Prague: city of cobbled streets, Gothic architecture, absinthe and cheap beer. I’ve been dying to go to Prague for ages and this past week, I got to spend a magical seven days exploring this wonderful city. It was unfortunate timing writing wise, as I was just starting to make serious inroads with the WIP and didn’t want to be distracted from it. But then Prague happened and I learned something valuable about the where of my writing.
I could have written. I had a few hours at the airport either way to get some writing done, there were evenings we spent relaxing in the apartment after a busy day of walking through the tourist sites, I could’ve woken up earlier and written for an hour before breakfast, but I just… could not write.

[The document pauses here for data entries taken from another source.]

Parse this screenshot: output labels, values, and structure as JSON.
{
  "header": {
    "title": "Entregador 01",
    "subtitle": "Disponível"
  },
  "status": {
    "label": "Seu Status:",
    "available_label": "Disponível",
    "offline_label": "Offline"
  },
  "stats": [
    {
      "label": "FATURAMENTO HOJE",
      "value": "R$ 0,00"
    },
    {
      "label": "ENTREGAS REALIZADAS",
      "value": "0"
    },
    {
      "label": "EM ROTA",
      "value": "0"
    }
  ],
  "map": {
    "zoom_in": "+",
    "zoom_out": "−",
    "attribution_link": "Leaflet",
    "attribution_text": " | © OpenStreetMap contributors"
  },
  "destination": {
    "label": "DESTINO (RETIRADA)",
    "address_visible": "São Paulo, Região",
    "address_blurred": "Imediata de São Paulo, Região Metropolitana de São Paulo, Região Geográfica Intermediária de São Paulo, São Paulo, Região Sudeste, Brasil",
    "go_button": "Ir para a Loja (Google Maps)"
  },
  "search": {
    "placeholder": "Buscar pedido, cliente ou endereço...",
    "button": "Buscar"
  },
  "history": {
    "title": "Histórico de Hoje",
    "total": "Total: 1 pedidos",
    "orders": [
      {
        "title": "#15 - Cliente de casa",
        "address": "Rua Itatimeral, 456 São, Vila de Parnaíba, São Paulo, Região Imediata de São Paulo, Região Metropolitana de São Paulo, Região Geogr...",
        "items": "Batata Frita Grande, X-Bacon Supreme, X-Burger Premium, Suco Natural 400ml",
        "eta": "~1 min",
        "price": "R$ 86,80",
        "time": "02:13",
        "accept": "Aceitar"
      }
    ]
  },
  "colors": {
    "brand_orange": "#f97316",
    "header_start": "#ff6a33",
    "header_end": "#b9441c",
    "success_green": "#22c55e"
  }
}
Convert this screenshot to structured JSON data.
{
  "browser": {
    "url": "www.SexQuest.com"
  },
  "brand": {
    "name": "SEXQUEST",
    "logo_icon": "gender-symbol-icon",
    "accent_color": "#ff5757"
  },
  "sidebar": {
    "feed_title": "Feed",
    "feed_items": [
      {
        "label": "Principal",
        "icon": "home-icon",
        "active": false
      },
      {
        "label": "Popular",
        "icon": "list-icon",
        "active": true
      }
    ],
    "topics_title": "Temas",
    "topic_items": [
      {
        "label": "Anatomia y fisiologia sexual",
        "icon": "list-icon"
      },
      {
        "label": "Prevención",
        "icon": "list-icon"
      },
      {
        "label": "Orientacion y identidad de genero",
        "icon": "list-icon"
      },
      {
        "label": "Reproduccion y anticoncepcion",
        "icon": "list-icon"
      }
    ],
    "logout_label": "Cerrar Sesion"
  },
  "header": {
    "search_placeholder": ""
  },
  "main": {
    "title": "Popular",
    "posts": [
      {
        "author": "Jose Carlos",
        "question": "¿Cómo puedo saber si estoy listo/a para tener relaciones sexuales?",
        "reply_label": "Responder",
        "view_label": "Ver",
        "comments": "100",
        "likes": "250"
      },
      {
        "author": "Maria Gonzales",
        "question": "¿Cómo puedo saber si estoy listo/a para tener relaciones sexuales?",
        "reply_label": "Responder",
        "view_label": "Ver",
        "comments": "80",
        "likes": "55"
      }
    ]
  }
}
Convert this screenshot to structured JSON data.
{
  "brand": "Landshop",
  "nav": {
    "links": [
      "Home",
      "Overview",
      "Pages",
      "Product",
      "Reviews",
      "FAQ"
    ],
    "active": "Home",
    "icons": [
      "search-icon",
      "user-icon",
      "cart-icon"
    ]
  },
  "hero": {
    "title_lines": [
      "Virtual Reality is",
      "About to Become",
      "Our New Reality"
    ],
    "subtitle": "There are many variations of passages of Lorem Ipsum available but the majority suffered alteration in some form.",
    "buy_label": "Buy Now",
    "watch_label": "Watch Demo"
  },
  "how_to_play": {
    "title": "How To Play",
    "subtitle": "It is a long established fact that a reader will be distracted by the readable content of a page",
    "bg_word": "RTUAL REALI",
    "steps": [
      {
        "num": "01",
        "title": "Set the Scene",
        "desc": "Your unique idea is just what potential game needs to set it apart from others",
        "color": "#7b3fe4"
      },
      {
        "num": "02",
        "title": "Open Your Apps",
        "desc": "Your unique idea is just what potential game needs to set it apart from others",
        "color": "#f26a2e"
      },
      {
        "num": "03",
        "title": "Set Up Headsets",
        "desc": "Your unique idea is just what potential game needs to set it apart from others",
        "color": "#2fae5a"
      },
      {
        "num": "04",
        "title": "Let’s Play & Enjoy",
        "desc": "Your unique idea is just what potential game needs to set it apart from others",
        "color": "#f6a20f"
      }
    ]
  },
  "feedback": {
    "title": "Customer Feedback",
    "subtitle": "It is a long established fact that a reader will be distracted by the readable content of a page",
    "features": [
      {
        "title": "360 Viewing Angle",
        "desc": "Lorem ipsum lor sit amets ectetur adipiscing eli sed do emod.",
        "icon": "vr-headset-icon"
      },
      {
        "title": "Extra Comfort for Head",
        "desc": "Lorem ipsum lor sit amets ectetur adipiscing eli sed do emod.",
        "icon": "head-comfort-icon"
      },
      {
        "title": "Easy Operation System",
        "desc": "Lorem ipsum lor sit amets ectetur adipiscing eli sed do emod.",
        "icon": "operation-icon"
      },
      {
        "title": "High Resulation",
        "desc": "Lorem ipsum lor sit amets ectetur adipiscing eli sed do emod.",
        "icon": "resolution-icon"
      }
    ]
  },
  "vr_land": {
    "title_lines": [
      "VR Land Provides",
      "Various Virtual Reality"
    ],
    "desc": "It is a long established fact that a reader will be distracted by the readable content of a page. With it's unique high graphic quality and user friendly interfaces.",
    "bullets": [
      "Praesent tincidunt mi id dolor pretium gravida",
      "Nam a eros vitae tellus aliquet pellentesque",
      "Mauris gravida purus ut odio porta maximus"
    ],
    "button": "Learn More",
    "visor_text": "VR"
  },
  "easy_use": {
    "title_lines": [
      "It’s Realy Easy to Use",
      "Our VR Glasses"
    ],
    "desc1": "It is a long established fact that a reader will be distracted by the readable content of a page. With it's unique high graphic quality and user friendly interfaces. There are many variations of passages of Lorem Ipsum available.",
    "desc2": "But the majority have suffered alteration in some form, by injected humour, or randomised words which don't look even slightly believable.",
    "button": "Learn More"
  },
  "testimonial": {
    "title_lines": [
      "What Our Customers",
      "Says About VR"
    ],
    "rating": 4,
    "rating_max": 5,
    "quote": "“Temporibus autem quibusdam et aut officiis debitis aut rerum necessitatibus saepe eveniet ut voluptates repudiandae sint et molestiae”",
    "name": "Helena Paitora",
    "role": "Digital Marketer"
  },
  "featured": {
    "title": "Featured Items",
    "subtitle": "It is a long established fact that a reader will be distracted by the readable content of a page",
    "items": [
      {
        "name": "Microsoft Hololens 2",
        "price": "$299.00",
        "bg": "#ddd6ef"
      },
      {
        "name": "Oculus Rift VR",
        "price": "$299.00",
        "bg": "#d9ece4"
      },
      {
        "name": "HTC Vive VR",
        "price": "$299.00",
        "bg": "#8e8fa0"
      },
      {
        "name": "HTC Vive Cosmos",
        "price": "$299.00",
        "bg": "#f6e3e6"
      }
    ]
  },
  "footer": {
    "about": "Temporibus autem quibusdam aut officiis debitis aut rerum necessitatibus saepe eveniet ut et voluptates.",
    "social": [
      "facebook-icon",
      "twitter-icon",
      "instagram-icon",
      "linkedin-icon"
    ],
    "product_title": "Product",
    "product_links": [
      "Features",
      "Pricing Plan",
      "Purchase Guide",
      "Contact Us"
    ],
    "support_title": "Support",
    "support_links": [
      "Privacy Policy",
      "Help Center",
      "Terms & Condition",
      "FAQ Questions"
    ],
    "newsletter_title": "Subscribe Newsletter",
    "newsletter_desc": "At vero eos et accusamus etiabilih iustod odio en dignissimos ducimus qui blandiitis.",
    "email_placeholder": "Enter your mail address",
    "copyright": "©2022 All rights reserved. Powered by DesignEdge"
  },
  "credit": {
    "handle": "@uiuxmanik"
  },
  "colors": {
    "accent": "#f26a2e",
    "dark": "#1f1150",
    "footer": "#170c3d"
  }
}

At home, I usually write at my desk, or sometimes on my Chrome book if I want a change of scenery and head onto the balcony for a writing session. Regardless of where I write at home, I always have the WIP’s soundtrack playing and I resent any distractions. My current WIP is heavy on the character development and I’m writing first person so it usually takes me a few minutes to really get into character, to become my MC and start feeling all the story emotions as he would. I couldn’t do this in Prague.
My story takes place in panhandle Texas: dry, arid, prairie, big blue sky, pump-jacks, roadkill, vultures, scorpions, dusty roads, tiny towns, Native American spirituality etc. It was impossible to transport myself to Texas while sitting in an apartment in the middle of Old Town Prague listening to the rain patter against the window and horse hooves clatter on the cobbles. The ambiance was too different. Even with the music I usually play while writing, I just couldn’t get into the zone.
I live in Finland: forests, lakes, snow, rain – not exactly conditions conducive for writing about northern Texas, but because that’s my home, it becomes mundane and I can filter out my surroundings and immerse myself in the story world. Despite trying several times, I just couldn’t do the same while in Prague. It felt wrong. The setting felt alien. The characters distant and detached and not even mine. And now, I hadn’t been imbibing absinthe, it was just that the change in physical location had messed up my story GPS too.
This taught me that music isn’t always enough to get me into the zone, to transform me into the character I want to be. I need the familiar to be able to transport myself to the story world. If my surroundings are too exciting, I want to be where I am physically and not in my imagined landscapes. In short, the world around me has got to be boring or otherwise I won’t be able to immerse myself in the world I’m creating on the page.
Despite losing out on a week’s worth of writing, Prague was truly amazing and inspiring (attack of the Shiny New Ideas!) and definitely worth another visit.
Where do you write? Do your surroundings ever affect your writing?